One of my favourite Bible verses is from Micah 4:5 “For all people will walk every one in the name of his god, and we will walk in the name of the Lord our God for ever and ever”. This verse immediately follows God’s promise to the people of Israel that “nation shall not take up sword against nation” and that “none shall make them afraid”. Although this verse was directed through the prophet Micah to the Jewish people, and it is often interpreted as though the promise was only for them due to other nations worshipping false gods, I like to think of this verse in this way — as each of us strives to honestly understand and practice the spiritual essence of our different traditions we will see God’s promise realised in our own personal experience and collectively in humanity as a whole. Mary Baker Eddy assures as that when we realize God’s omnipotence and the healing power of divine Love, in what it has done and is doing for mankind, the promises will be fulfilled. (Science and Health p55)

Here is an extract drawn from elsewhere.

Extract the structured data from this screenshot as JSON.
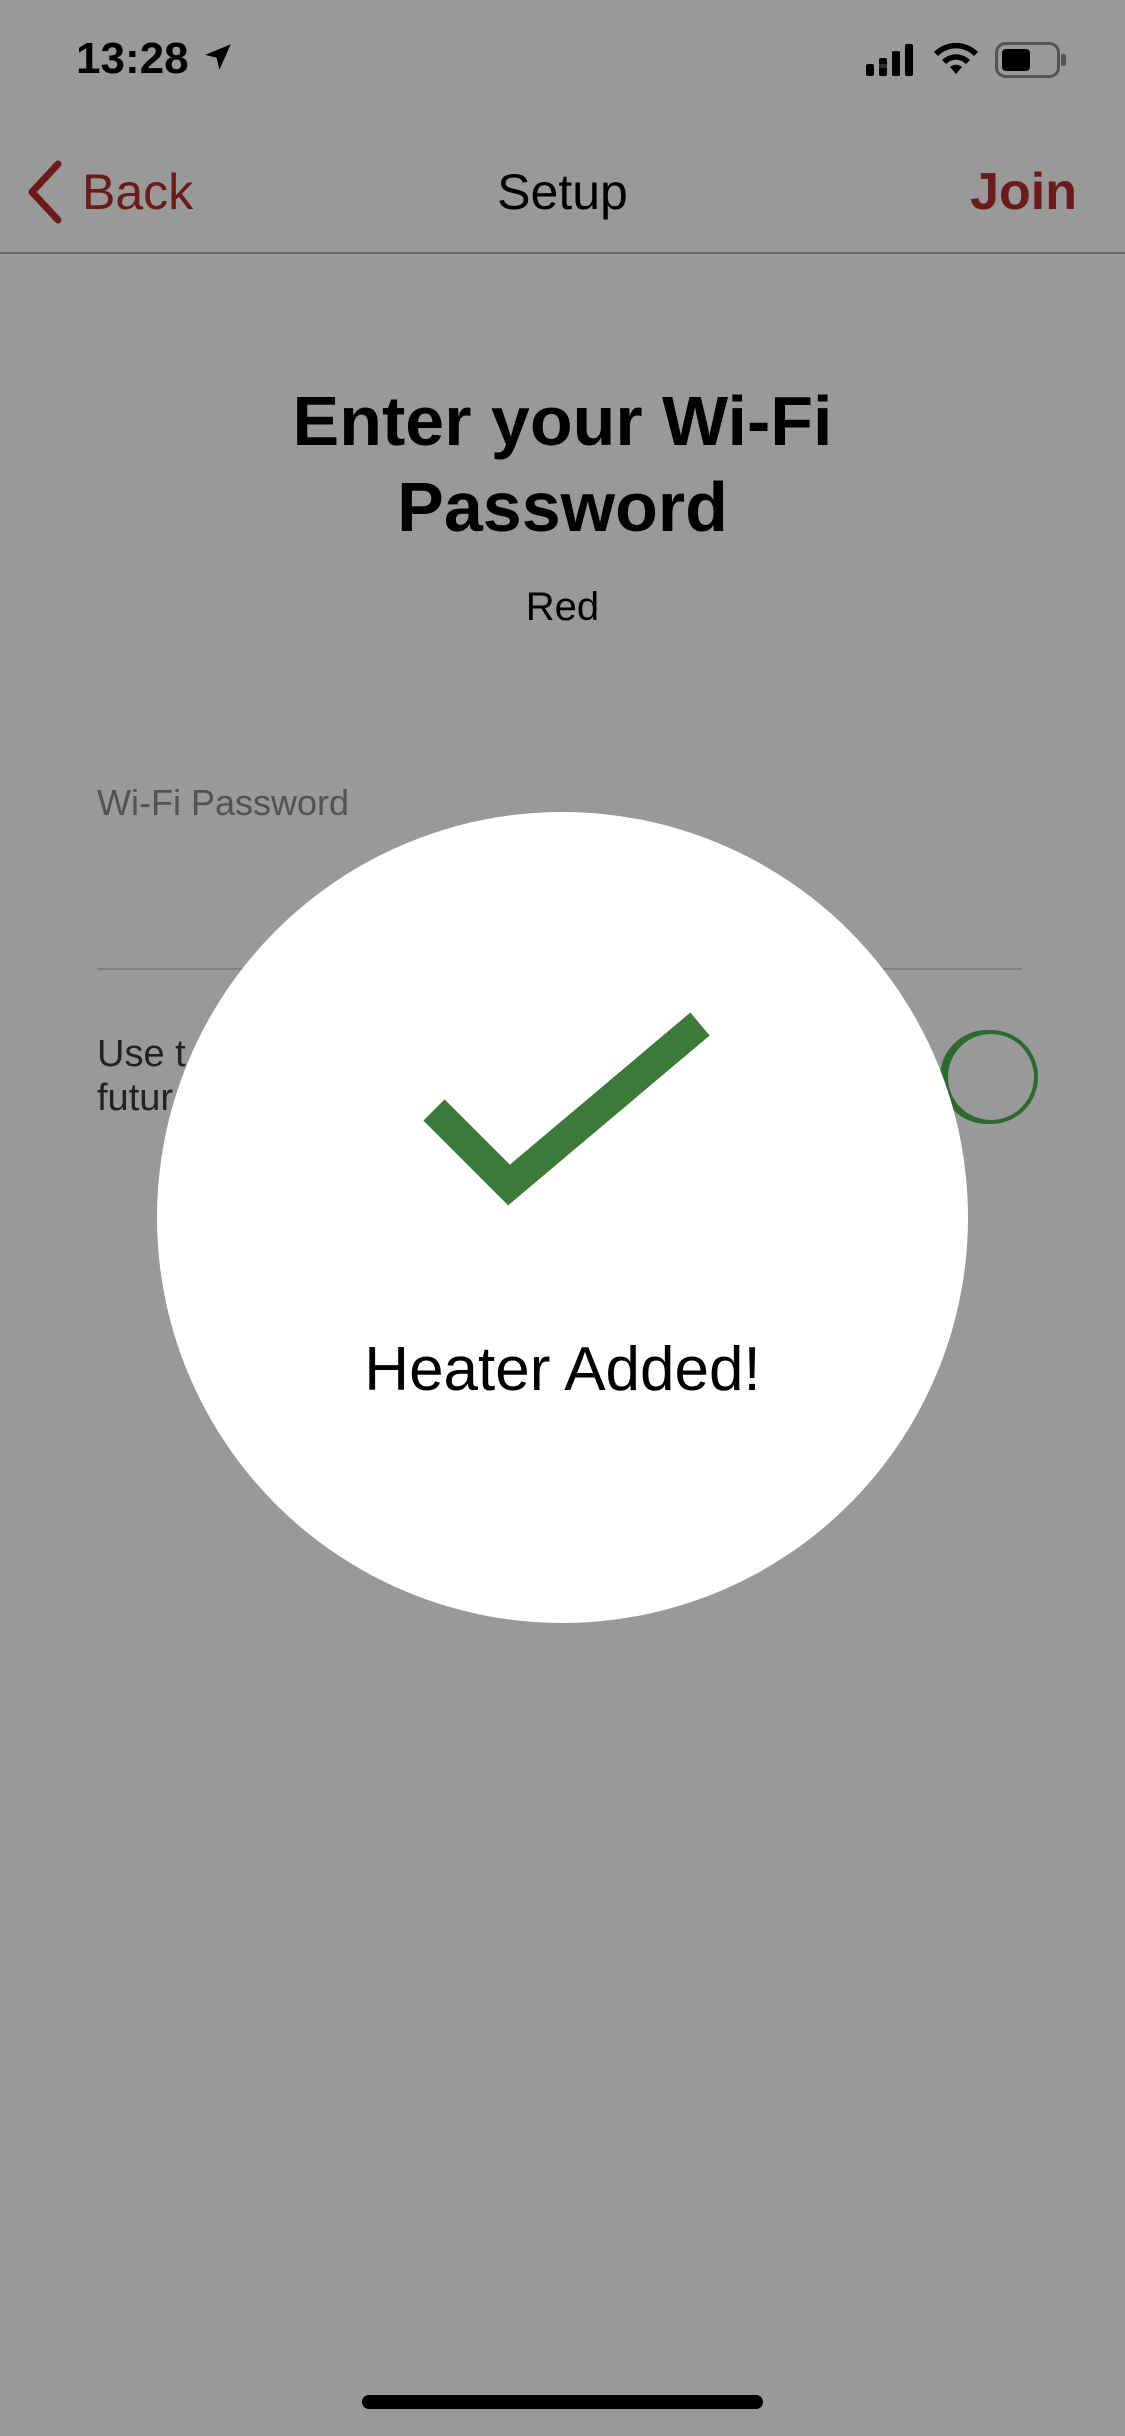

Spiritual dimensions and the treatment of alcohol and drug problems.

Chain of addiction

My calendar of community events notes this week as Drug Action Week. Drug Action Week, an initiative of the Alcohol and Other Drugs Council of Australia which was a national peak body representing the alcohol and drug treatment sector, aimed to highlight the issues accompanying drug and alcohol use and those that work to reduce it’s harm. For over 50 years they provided frank evidence-based advice to governments and organisations. In February funding to this organisation was cut by the Abbott Government forcing it’s closure and the end of Drug Awareness Week.

Biomedical research tells us that substance abuse holds us back from recognising our inherent intelligence and abilities, and facing our fears. Research by Hodges 2011 published in Social Work USA, which examined the use of spiritually modified Cognitive— Behavioural Therapy (CBT) in the treatment of a mental illnesses such as stress, depression and bipolar disorder. It was found that the results of using spiritually modified CBT was similar to or superior to traditional CBT. Although spiritual modified CBT have not been used to treat substance abuse Hodges suggests that incorporating spirituality into the treatment for substance abuse may speed recovery, enhance treatment compliance, prevent relapse, and reduce treatment disparities by providing more culturally congruent services.

Many patients undergoing treatment, work with self-statements (Ellis as cited in Hodges 2011). This helps them deal with the depression or anxiety that may precede substance use. It is thought that these statements, rephrased by patients according to their metaphysical framework have greater relevance. These statements then become more than affirmations of self-worth dependant on human agency (which has failed many) for now they have the weight of the patient’s spiritual concept of their identity.

The role of prayer and meditation has also been found to be effective in recovery from substance abuse (Elsheikh, 2008; Bowen et al., 2006; Lau & Segal, 2007;Taub et al, 1994 cited in Hodges 2011). In my own experience I have found prayer effective in overcoming anxiety and depression particularly when it goes beyond a request for God to intervene and change something in my life. When my prayer starts with a silencing of human argument and suggestion and moves to an affirmation of God’s all power and an understanding of myself as created spiritually, as state in the first chapter of Genesis, in the image and likeness of God — a God who is loving and all good, then I see results.

When speaking of mankind’s understanding of the Divine and of man’s own spiritual nature Mary Baker Eddy, a writer and early researcher into the connection of spirituality and health, states in her major work Science and Health with Key to the Scriptures, that this understanding “is the sovereign panacea, giving strength to the weakness of mortal mind, — strength from the immortal and omnipotent Mind…” and that it is “impartial and universal in it adaptation and bestowals.” available to all anytime, anywhere.